### DIRECTIONS FOR THIS TASK
Each line of the entries below that holds "ЧУҚУРЛАШТИРИЛГАН" is needed, copied in full.

### INPUT
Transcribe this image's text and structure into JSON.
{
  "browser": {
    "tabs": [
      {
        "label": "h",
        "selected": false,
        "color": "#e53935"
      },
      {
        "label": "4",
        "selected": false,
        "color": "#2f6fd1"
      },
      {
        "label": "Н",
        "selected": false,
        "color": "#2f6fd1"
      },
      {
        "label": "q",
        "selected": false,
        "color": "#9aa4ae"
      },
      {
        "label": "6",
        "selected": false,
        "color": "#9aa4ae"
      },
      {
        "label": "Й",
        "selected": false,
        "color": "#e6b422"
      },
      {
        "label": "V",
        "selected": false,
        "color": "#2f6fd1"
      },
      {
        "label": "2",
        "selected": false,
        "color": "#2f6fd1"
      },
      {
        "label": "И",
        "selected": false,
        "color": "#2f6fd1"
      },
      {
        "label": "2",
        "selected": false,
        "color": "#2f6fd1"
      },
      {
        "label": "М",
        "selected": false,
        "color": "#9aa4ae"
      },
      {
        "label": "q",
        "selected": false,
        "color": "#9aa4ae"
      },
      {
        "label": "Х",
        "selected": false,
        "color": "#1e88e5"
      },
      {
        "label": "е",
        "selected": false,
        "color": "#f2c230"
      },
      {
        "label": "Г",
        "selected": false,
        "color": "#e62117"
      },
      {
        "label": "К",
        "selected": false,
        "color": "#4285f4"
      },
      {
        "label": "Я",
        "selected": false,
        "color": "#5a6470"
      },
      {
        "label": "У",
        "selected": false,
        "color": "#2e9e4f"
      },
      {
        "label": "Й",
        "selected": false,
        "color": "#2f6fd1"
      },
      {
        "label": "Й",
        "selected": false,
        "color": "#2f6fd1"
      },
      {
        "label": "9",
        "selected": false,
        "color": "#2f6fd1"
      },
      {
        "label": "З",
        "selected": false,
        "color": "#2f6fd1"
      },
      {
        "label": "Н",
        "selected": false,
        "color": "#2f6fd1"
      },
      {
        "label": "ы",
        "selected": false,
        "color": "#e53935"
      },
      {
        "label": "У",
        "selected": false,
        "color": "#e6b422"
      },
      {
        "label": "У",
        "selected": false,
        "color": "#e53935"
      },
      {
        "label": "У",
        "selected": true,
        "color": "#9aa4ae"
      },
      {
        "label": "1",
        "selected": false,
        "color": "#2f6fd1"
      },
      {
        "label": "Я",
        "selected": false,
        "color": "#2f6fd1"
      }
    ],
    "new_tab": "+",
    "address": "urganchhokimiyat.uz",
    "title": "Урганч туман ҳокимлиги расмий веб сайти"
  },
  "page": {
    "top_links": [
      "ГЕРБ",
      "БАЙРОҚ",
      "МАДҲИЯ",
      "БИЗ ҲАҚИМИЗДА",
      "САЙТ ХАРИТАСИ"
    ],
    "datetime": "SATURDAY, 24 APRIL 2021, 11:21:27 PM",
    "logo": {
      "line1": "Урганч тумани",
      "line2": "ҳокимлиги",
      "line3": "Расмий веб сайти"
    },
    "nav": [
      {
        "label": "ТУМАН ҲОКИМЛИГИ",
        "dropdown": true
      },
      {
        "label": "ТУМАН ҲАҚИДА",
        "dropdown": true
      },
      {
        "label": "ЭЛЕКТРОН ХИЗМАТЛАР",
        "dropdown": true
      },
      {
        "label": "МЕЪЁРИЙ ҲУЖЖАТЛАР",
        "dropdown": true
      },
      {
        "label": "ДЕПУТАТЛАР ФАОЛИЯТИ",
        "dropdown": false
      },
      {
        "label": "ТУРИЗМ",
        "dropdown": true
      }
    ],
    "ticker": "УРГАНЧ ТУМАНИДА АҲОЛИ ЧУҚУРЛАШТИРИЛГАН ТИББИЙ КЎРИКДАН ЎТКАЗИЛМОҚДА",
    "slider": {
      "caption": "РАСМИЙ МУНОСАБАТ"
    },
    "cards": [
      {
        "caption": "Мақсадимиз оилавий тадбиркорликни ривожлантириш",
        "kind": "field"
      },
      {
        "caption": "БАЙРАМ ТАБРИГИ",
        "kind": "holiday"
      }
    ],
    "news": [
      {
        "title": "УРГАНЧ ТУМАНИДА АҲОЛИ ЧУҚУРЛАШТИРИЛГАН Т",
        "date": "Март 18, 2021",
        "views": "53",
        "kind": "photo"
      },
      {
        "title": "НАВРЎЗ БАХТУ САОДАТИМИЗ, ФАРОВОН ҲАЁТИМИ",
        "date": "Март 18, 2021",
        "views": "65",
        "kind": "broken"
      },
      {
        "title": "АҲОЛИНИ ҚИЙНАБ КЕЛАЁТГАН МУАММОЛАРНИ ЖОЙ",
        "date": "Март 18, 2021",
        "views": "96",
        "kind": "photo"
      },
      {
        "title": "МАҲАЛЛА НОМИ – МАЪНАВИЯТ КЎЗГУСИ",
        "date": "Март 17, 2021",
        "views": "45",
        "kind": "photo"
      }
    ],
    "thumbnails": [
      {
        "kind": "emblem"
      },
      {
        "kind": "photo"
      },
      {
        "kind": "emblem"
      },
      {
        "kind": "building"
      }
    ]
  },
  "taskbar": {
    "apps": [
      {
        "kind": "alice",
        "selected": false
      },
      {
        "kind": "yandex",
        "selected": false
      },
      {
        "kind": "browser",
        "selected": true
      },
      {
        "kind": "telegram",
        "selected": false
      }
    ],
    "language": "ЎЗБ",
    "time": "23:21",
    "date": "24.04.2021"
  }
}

### YOUR RESPONSE
    "ticker": "УРГАНЧ ТУМАНИДА АҲОЛИ ЧУҚУРЛАШТИРИЛГАН ТИББИЙ КЎРИКДАН ЎТКАЗИЛМОҚДА",
        "title": "УРГАНЧ ТУМАНИДА АҲОЛИ ЧУҚУРЛАШТИРИЛГАН Т",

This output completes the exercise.